By some happy accident, a professional radiologist happened to also be a violin player.
And for some odd reason, he had his instrument with him one night when he was called in to do a scan.
So after the patient was finished, he looked over at it and thought it might make an interesting subject also.
What he saw surpised him, especially since he’d been trained to notice very small changes in anatomy.
He noticed that the actual architecture of the instrument varied wildly from his previously-simplistic image of it.
By a Third happy accident, the doctor in-question also happened to be friends with a professional luthier, so he sent the scan results over to his friend to have a look.

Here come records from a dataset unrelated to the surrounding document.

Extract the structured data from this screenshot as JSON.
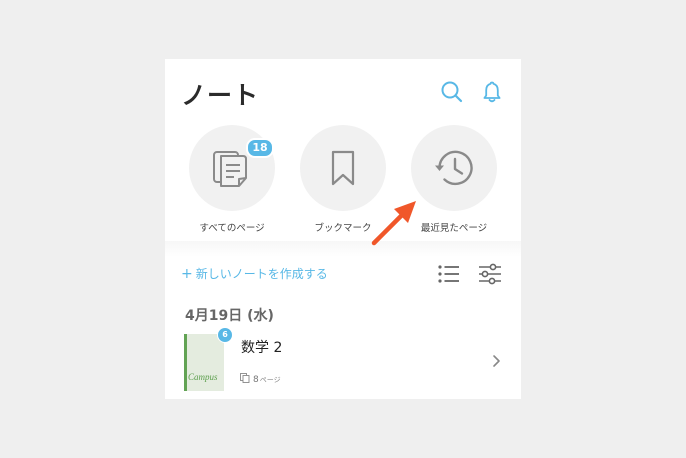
{
  "header": {
    "title": "ノート",
    "search_icon": "search-icon",
    "bell_icon": "bell-icon"
  },
  "quick_access": [
    {
      "label": "すべてのページ",
      "icon": "pages-icon",
      "badge": "18"
    },
    {
      "label": "ブックマーク",
      "icon": "bookmark-icon"
    },
    {
      "label": "最近見たページ",
      "icon": "history-icon"
    }
  ],
  "actions": {
    "new_note_plus": "+",
    "new_note_label": "新しいノートを作成する",
    "list_view_icon": "list-icon",
    "filter_icon": "sliders-icon"
  },
  "date_group": {
    "date": "4月19日 (水)"
  },
  "notes": [
    {
      "title": "数学 2",
      "badge": "6",
      "cover_brand": "Campus",
      "page_count": "8",
      "page_unit": "ページ"
    }
  ],
  "colors": {
    "accent": "#58b8e6",
    "arrow": "#f0572a",
    "background": "#efefef",
    "notebook_green": "#62a354"
  }
}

Fast-forward a few years, a few hundred more scans and some wild speculation, and they caught a very lucky break.
The Library Of Congress was able to lend them a Stradivarius violin called “Betts”.
After teaming up with a violinmaker and a CNC Router, Dr. Sirr and his friend were able to turn the scans into detailed CAD files that the router then used to make exact replicas of the instruments.
Maybe one day with the help of the faculty of Julliard, replicas of great instruments can get into the hands of the artists who play them for less than the price of a Vietnam-era aircraft-carrier.
More details at the links, including CAT scans and CNC Router footage:
“Figure 15: Photograph comparing the original Stradivari Betts violin to the top portion of the reproduction”, by Dr. Steven Sirr, John Waddle, Steve Rossow and RNSA
• Source: BBC-Stradivarius Replicated
• More Coverage: RSNA-Researchers Use CT to Recreate Stradivarius Violin